*** Begin section ***

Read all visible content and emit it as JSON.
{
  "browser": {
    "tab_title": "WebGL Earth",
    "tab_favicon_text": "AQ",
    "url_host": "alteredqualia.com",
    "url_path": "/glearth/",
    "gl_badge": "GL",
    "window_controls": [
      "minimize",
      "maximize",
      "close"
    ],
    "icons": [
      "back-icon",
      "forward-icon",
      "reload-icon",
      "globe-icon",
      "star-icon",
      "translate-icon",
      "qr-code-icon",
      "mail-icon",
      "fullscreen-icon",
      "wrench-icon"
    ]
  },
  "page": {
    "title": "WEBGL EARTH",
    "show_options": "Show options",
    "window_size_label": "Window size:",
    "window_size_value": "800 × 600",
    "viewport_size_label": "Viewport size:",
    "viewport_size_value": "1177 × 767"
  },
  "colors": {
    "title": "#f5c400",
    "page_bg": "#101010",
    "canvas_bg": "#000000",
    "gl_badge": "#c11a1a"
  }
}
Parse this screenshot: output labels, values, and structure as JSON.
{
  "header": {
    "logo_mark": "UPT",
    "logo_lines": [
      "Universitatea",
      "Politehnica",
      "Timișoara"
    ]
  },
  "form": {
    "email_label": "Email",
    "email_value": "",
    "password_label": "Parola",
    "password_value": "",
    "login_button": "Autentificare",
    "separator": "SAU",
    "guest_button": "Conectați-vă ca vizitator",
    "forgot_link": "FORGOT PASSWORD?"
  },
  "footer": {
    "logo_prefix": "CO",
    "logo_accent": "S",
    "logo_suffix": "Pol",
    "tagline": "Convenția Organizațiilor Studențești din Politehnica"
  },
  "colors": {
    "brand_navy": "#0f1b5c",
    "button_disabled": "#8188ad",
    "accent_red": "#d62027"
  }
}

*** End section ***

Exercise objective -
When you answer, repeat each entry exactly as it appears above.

Response for this exercise -
Read all visible content and emit it as JSON.
{
  "browser": {
    "tab_title": "WebGL Earth",
    "tab_favicon_text": "AQ",
    "url_host": "alteredqualia.com",
    "url_path": "/glearth/",
    "gl_badge": "GL",
    "window_controls": [
      "minimize",
      "maximize",
      "close"
    ],
    "icons": [
      "back-icon",
      "forward-icon",
      "reload-icon",
      "globe-icon",
      "star-icon",
      "translate-icon",
      "qr-code-icon",
      "mail-icon",
      "fullscreen-icon",
      "wrench-icon"
    ]
  },
  "page": {
    "title": "WEBGL EARTH",
    "show_options": "Show options",
    "window_size_label": "Window size:",
    "window_size_value": "800 × 600",
    "viewport_size_label": "Viewport size:",
    "viewport_size_value": "1177 × 767"
  },
  "colors": {
    "title": "#f5c400",
    "page_bg": "#101010",
    "canvas_bg": "#000000",
    "gl_badge": "#c11a1a"
  }
}
Parse this screenshot: output labels, values, and structure as JSON.
{
  "header": {
    "logo_mark": "UPT",
    "logo_lines": [
      "Universitatea",
      "Politehnica",
      "Timișoara"
    ]
  },
  "form": {
    "email_label": "Email",
    "email_value": "",
    "password_label": "Parola",
    "password_value": "",
    "login_button": "Autentificare",
    "separator": "SAU",
    "guest_button": "Conectați-vă ca vizitator",
    "forgot_link": "FORGOT PASSWORD?"
  },
  "footer": {
    "logo_prefix": "CO",
    "logo_accent": "S",
    "logo_suffix": "Pol",
    "tagline": "Convenția Organizațiilor Studențești din Politehnica"
  },
  "colors": {
    "brand_navy": "#0f1b5c",
    "button_disabled": "#8188ad",
    "accent_red": "#d62027"
  }
}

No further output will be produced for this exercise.